We support the right of men with disabilities such as spinal cord injury (SCI) or ejaculatory dysfunction to have children or enjoy a healthy sex life.
Towards that end, we collaborate with leading medical institutions in the research and development of non-invasive products to facilitate ejaculation and the treatment of male infertility, using penile vibratory stimulation – PVS (also designated TMNS – Transcutaneous Mechnical Nerve Stimulation).
We welcome you to learn more about our FertiCare Personal Vibrator, Viberect, and Intimate Rider products, and our efforts in this field by exploring our website.
The Concept of Penile Vibratory Stimulation (PVS)
While maintaining a healthy sex life is important to many people, the ability to ejaculate is decreased after spinal cord injury. This is the primary cause of infertility in spinal cord injured men. The use of the vibration concept has proven effective in the treatment of infertility. While the technique is often performed initially in a clinical setting, it can also be performed at home – as is being done by more than a thousand men world-wide.
The Medical Explanation
To induce ejaculation by penile vibratory stimulation (PVS) requires an intact ejaculatory reflex arch to provide transmission of afferent stimuli from penis to the sacral, lumbar and lower thoracic segments of the spinal cord, and efferent stimuli from these segments to the ejaculatory organs.
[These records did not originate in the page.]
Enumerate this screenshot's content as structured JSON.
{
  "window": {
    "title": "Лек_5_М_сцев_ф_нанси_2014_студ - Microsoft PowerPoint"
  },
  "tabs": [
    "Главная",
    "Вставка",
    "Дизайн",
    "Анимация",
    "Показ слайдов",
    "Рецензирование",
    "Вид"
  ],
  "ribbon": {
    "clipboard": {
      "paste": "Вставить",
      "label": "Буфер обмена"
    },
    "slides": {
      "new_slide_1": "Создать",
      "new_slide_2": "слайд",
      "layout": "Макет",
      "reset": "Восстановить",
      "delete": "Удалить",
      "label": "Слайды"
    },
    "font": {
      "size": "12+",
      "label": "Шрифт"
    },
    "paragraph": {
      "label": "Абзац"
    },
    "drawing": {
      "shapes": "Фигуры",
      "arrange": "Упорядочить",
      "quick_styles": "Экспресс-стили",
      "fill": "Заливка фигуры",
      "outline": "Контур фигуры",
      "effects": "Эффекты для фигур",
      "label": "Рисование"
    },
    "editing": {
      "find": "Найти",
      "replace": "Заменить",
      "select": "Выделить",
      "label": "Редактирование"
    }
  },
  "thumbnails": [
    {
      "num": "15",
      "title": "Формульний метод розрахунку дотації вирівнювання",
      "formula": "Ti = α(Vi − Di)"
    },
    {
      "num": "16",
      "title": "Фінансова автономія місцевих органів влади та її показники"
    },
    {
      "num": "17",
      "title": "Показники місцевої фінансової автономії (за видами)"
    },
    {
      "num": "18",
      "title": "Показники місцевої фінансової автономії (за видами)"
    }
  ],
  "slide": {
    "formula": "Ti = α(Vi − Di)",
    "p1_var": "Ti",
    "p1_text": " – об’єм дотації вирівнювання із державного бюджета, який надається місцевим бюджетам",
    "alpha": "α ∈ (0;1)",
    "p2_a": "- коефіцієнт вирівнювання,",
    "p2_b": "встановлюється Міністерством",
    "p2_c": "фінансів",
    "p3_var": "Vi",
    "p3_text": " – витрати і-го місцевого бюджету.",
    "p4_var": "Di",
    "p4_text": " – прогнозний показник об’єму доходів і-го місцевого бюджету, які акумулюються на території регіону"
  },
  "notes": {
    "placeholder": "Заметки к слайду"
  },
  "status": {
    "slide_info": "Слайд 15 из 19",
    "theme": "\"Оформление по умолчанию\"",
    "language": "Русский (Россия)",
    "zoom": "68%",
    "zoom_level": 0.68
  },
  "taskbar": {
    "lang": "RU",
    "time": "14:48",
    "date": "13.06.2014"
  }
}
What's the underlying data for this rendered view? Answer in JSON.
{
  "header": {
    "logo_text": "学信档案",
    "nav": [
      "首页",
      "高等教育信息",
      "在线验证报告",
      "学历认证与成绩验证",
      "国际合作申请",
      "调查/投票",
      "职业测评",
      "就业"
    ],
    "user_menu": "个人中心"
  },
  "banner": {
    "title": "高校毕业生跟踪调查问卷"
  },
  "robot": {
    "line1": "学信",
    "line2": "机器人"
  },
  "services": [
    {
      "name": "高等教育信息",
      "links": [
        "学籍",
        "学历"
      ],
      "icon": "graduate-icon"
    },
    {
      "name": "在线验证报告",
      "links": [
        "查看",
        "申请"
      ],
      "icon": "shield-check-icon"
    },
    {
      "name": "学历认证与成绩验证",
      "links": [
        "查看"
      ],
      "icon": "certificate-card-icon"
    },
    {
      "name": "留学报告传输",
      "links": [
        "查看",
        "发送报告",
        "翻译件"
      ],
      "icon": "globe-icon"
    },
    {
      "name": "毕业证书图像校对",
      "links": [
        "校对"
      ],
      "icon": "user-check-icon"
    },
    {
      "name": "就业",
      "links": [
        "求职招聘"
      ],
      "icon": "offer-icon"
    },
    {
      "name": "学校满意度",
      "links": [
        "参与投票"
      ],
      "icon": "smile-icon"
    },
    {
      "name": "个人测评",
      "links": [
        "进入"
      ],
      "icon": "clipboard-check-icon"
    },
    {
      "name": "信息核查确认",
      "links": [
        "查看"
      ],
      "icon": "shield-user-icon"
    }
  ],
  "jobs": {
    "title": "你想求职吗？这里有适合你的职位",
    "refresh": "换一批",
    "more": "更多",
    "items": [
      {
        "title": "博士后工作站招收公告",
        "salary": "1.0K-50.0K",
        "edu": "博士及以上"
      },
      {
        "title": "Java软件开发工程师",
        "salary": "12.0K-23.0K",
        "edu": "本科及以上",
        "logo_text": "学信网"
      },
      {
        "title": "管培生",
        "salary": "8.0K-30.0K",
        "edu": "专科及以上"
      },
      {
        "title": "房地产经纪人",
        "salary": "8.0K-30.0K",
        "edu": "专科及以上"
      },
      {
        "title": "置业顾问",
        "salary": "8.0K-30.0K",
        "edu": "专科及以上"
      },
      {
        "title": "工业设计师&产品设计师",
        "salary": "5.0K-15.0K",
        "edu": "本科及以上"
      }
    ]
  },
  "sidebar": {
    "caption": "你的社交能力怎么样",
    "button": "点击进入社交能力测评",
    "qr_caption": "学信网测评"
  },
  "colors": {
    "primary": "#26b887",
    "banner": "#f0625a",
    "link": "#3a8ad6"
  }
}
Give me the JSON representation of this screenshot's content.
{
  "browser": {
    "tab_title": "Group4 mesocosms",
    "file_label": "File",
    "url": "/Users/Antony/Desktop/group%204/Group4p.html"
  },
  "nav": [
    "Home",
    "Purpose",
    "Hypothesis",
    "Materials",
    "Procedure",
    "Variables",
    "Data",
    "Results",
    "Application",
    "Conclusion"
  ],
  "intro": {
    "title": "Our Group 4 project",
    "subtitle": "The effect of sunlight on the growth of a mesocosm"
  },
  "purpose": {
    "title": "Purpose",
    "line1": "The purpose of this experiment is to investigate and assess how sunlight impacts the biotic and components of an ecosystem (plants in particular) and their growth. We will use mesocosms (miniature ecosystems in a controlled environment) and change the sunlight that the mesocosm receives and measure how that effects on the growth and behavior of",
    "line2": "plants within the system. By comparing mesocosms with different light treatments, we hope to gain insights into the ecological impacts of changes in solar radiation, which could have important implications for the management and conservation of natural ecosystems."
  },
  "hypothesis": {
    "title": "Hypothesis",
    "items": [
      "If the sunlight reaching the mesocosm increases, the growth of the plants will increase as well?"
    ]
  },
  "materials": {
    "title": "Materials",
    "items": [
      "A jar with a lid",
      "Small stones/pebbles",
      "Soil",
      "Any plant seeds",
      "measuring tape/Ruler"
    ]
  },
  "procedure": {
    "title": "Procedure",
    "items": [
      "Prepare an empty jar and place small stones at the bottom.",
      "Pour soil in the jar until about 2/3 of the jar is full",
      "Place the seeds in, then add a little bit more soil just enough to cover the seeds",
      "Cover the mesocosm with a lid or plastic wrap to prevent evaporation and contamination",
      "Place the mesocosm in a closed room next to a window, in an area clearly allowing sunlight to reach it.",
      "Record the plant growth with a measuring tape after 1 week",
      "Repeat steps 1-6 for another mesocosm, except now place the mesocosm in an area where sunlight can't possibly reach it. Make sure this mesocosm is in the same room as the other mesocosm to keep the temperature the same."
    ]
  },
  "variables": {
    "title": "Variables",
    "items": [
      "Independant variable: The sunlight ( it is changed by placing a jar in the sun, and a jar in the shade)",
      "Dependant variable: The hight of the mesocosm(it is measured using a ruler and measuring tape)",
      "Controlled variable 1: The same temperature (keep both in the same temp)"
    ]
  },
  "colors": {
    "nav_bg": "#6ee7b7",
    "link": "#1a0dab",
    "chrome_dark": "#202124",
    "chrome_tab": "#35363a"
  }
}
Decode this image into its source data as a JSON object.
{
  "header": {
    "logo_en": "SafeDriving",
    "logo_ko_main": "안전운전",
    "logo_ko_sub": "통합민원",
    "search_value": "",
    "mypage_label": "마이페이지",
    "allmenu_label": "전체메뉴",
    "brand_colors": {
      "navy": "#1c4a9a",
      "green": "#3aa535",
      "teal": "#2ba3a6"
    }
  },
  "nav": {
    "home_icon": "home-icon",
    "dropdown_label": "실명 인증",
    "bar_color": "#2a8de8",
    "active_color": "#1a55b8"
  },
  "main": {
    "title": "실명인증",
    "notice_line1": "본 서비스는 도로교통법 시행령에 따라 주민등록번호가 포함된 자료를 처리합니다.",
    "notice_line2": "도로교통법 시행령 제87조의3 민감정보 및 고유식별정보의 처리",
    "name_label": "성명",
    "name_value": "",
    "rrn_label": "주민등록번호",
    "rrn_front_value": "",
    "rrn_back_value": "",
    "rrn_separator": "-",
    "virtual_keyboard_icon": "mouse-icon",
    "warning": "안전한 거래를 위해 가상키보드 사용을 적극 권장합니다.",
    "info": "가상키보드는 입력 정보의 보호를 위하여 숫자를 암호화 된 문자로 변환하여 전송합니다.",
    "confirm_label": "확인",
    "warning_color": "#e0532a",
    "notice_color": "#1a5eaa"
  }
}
The above mentioned spinal cord segments will, even when isolated from the brain, respond to PVS.